Meijer Expands Commitment to Great Lakes Cleanup Effort

GRAND RAPIDS, Michigan – Meijer announced Monday that it is expanding its partnership with the Council of the Great Lakes Region to clean up Midwest beaches and waterways.

Since 2022, the retailer has donated more than $1.5 million to the Council of the Great Lakes Region Foundation to expand deployment of two types of innovative litter capture and cleanup technologies, the BeBot and Pixie Drone, as part of the council’s Great Lakes Plastic Cleanup Program.

Meijer kickstarted its participation in the council’s cleanup program last year with a $1 million donation and the support of pilot testing of the BeBot and Pixie Drone at Pere Marquette Beach and a nearby marina in Muskegon, Michigan, by the Annis Water Resources Institute at Grand Valley State University. The efforts resulted in the collection of 6,130 items, including thousands of plastic fragments, cigarette butts, foam pieces and plastic fibers.

This year, the devices will be deployed to 18 different locations in Michigan, Ohio and Wisconsin. Meijer and the Council of the Great Lakes Region will lead the cleanup projects at the local level, working with community, state and environmental NGO partners, including the Ohio, Michigan and Wisconsin Sea Grant organizations and Grand Valley State University. Each project will collect, sort, weigh and itemize waste materials to better inform and educate the public, regional companies and policymakers.

“It’s a privilege to live near the Great Lakes, and it’s one we don’t take for granted, which is why we’re continuing to take steps to protect them,” said Erik Petrovskis, director of Environmental Compliance and Sustainability at Meijer. “Meijer was the first retailer to support the innovative technology in the Great Lakes last year, and thanks to our ongoing relationship with the Council of the Great Lakes Region and local NGO partners, we’re able to expand our hands-on efforts to ensure their viability for generations to come.”

The BeBot is an eco-friendly and remote-controlled electric (solar and battery powered) beach cleaning robot that mechanically sifts sand, rakes seaweed and levels sandy areas to remove plastic waste and other debris without harming the local environment.
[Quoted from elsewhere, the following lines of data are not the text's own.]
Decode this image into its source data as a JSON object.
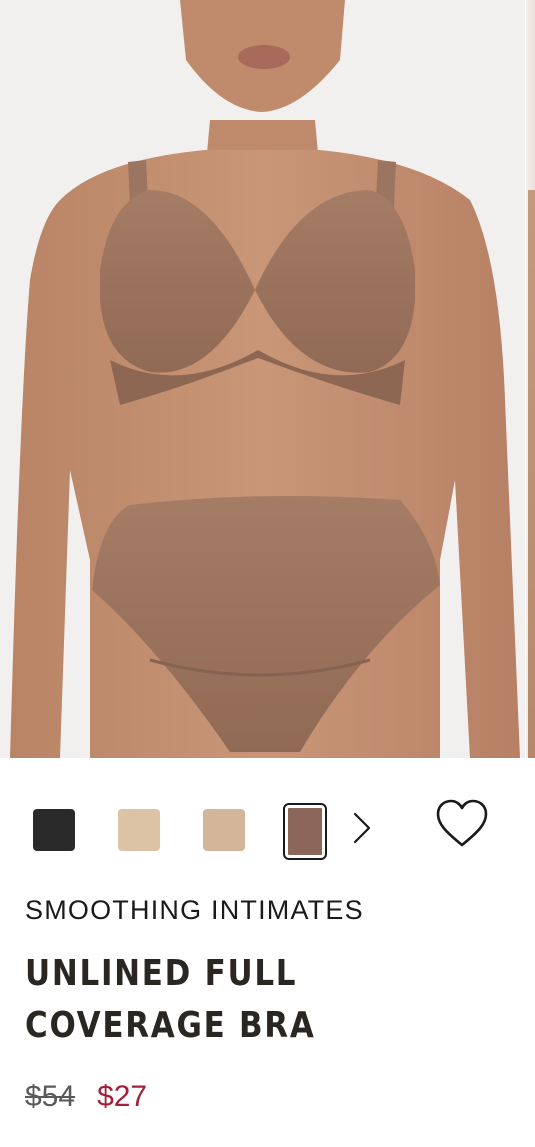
{
  "product": {
    "image_alt": "Model wearing unlined full coverage bra and brief",
    "collection": "SMOOTHING INTIMATES",
    "title": "UNLINED FULL COVERAGE BRA",
    "price_original": "$54",
    "price_sale": "$27"
  },
  "swatches": [
    {
      "color": "#2a2a2a"
    },
    {
      "color": "#dcc3a6"
    },
    {
      "color": "#d3b59a"
    },
    {
      "color": "#8c6658",
      "selected": true
    }
  ],
  "icons": {
    "next_swatches": "chevron-right-icon",
    "wishlist": "heart-outline-icon"
  },
  "colors": {
    "sale_price": "#a3203a",
    "original_price": "#5a5a5a",
    "text": "#1a1a1a"
  }
}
It cleans 32,000 square feet per hour and collects plastic litter and other waste – bottles, cans, food wrappers and cigarette butts – in a basket for disposal and recycling.

The Pixie Drone is a floating eco-friendly and remote-controlled water drone that navigates through marinas and other waterways to collect waste – organic, plastic, glass, metal, paper and rubber – and water data such as temperature, pH, salinity, turbidity and dissolved oxygen. It can collect up to 200 pounds of material per use and can be operated in salt, fresh and brackish waters.
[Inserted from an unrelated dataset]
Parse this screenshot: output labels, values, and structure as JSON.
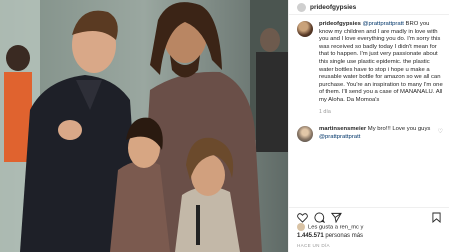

“These lakes represent a fifth of the world’s surface freshwater, and our partnership with CGLR has already contributed to their conservation,” Petrovskis said. “But there is more work to be done, and these innovative technologies will help in that effort.”

Pictured at top: The BeBot beach cleaning robot is seen in this image captured from video. (Vimeo | Meijer)

Published by The Business Journal, Youngstown, Ohio.